Your assignment:
Check every line of the data below for "from". Copy each one that has it.

Data supplied:

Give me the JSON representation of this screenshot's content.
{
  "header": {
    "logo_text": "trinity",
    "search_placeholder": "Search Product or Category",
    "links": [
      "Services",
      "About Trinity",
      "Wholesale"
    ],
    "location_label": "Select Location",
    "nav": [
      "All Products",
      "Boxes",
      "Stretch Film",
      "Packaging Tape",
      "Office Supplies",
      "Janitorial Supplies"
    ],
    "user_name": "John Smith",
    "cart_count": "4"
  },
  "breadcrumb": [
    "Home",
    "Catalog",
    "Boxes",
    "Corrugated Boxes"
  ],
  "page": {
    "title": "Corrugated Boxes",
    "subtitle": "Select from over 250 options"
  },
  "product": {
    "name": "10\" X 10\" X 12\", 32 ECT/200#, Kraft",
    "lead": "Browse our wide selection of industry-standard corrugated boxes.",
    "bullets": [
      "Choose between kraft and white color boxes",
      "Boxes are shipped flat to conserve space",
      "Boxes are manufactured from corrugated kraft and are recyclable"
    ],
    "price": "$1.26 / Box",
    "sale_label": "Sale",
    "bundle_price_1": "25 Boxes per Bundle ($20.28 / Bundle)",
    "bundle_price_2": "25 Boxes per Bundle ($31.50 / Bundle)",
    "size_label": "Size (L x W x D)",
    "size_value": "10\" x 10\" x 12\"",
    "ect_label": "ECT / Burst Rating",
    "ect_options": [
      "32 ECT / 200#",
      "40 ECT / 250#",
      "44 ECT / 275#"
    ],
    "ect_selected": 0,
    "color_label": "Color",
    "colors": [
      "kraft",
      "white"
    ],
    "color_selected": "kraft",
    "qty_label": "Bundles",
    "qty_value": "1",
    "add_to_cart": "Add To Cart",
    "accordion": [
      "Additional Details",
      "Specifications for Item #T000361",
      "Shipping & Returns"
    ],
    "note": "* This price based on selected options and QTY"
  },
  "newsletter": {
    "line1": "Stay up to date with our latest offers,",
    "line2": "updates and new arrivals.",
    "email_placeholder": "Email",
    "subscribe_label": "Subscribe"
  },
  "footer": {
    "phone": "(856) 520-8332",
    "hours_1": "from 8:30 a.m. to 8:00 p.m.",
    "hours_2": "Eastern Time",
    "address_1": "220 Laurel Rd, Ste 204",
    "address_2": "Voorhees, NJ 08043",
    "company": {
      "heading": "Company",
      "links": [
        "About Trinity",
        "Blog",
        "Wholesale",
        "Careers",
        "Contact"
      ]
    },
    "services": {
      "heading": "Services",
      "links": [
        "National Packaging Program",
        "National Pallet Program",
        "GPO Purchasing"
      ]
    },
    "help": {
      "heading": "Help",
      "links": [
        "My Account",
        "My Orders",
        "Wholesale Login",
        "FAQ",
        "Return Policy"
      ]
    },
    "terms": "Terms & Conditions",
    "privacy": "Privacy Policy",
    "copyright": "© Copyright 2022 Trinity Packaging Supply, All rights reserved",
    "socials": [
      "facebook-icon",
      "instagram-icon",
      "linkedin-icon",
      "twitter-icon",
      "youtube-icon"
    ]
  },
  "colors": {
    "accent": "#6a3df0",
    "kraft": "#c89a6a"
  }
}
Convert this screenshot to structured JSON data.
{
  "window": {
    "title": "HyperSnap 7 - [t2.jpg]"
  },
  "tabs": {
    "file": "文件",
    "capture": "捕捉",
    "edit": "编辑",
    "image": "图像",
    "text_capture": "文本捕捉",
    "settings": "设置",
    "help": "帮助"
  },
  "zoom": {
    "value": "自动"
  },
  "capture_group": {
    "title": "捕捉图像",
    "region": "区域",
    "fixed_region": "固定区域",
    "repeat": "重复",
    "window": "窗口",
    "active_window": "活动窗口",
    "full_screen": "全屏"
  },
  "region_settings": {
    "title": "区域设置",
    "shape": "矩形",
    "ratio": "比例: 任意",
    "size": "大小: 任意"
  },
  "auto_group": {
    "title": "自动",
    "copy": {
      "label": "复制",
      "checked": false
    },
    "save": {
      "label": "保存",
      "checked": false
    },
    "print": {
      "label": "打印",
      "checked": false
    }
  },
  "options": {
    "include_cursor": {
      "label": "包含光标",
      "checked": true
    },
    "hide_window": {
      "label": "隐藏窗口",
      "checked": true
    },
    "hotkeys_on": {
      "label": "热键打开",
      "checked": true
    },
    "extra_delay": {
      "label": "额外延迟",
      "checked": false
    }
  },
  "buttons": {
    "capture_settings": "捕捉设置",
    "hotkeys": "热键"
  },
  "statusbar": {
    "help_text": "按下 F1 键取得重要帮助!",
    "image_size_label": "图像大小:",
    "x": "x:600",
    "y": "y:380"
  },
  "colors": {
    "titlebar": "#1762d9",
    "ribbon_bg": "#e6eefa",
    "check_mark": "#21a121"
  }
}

Response area:
    "subtitle": "Select from over 250 options"
      "Boxes are manufactured from corrugated kraft and are recyclable"
    "hours_1": "from 8:30 a.m. to 8:00 p.m.",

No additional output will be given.